Public Carbon Talks
Beyond the Politics: The Benefits of Moving in a Livable Region - Surrey
April 08, 2014
This dialogue is the second in a series of two and takes place in Surrey. Beyond the Politics: Benefits of Moving in a Livable Region was held in Vancouver on March 14.
Are you frustrated with the politics around our region's transportation network? Are the mixed messages on transit and upcoming referendum leading you astray? Transportation is important, it has an oversized impact on the region's economy, energy use, emissions, and livability. While Metro Vancouver is widely known as being one of the best places in the world to live and has a leading public transit system, road vehicles are the largest source of greenhouse gases in the region, accounting for 36% of the region's emissions. Moreover, by 2041 Metro Vancouver is projected to have a million new people, 600,000 more jobs, and 700,000 more vehicles on the road; the costs of congestion in our region have been pegged as high as $1.5 billion per year by Transport Canada.

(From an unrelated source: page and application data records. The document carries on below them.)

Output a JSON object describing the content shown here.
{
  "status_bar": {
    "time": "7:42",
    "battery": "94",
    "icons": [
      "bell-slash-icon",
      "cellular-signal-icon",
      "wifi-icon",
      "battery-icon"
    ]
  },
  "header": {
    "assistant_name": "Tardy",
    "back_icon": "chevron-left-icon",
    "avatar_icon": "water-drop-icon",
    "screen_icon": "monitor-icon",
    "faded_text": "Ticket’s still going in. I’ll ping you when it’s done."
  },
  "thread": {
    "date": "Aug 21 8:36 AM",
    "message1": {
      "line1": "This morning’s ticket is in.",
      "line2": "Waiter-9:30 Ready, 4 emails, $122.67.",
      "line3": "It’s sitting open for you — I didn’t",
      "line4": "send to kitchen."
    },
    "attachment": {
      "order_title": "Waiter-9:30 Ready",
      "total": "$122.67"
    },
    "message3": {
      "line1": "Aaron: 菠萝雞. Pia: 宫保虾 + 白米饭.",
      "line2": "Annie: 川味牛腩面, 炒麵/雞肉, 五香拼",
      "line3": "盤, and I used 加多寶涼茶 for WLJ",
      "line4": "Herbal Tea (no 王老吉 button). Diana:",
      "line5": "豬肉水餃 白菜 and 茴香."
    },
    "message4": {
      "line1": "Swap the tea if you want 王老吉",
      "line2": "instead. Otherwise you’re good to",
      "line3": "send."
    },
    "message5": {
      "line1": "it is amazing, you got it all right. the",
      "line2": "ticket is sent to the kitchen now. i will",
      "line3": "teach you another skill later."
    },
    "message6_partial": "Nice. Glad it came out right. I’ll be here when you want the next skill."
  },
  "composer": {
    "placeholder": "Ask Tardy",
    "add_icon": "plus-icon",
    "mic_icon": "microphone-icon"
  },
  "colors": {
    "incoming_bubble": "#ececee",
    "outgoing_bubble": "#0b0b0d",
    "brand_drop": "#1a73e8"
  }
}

The decisions that govern, plan, and pay for our transit, roads, cycling, and walking networks are incredibly complex and require good public engagement. However, citizens and stakeholders are being inundated with contradictory information around the current state and future direction of our transportation system.
Join us as we host a public dialogue on transportation and launch Moving in a Livable Region, a new initiative of the SFU Centre for Dialogue that seeks to engage and educate Metro Vancouver citizens and stakeholders on transportation issues. Our panelists will discuss transportation, the economy, and what is needed to ensure high livability in the region.

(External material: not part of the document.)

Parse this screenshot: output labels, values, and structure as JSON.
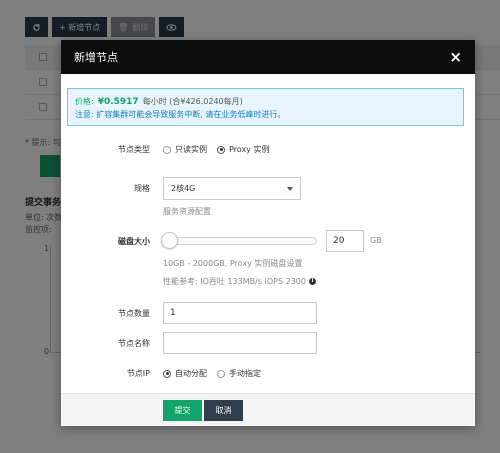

|Stephen Dooley (Guest Moderator) is the Executive Director of the SFU Surrey campus. Prior to joining the team at SFU, Steve worked at Kwantlen Polytechnic University for more than 20 years. Steve was the Director of Community Engagement for KPU where he developed a number of community-based partnerships with the City of Surrey, the Surrey School District, Aboriginal First Nations in the KPU catchment, and a host of non-profit agencies.
|Barbara Steele has been a Councillor at the City of Surrey since 1998 and is the past President of both the Lower Mainland Local Government Association and the Union of BC Municipalities. She serves on a number of committees including the Transportation & Infrastructure Committee and has championed transportation issues South of the Fraser.
Anita Huberman is the CEO of the Surrey Board of Trade. She guides a 19-member diverse industry Board of Directors to support a growing list of community groups, initiatives and government policies from an economic lens. Anita was a nominee of the 2013 YWCA Women of Distinction Award and a recipient of the 2011 Business in Vancouver's Top 40 Under 40 award.
|Shauna Sylvester is a Fellow at the Simon Fraser University Centre for Dialogue, the Executive Director of Carbon Talks, a national initiative focused on increasing Canada’s global competitiveness by shifting to a low carbon economy, and Executive Director of SFU Public Square, which establishes Simon Fraser University as the go-to convener of serious and productive conversations about issues of public concern.|
We would like to acknowledge the Surrey Board of Trade as a partner for this event.
What is a Carbon Talk? Carbon Talks provide the platform to discuss, define, and manage the transition to a low-carbon economy. It creates spaces for dialogue – not debate – spaces which help people to think creatively, consider alternatives, and develop practical solutions that are viable, cost-effective, and sustainable. We hold a free public dialogue every month from September to April. Each talk looks at a different piece of the low-carbon puzzle and consists of a presentation and question and answer segment. If you would like to be notified and invited to upcoming talks, please subscribe to our newsletter. Did you miss a Carbon Talk? Check out our YouTube channel for previous dialogues.
(Icon photo courtesy of waferboard/Flickr)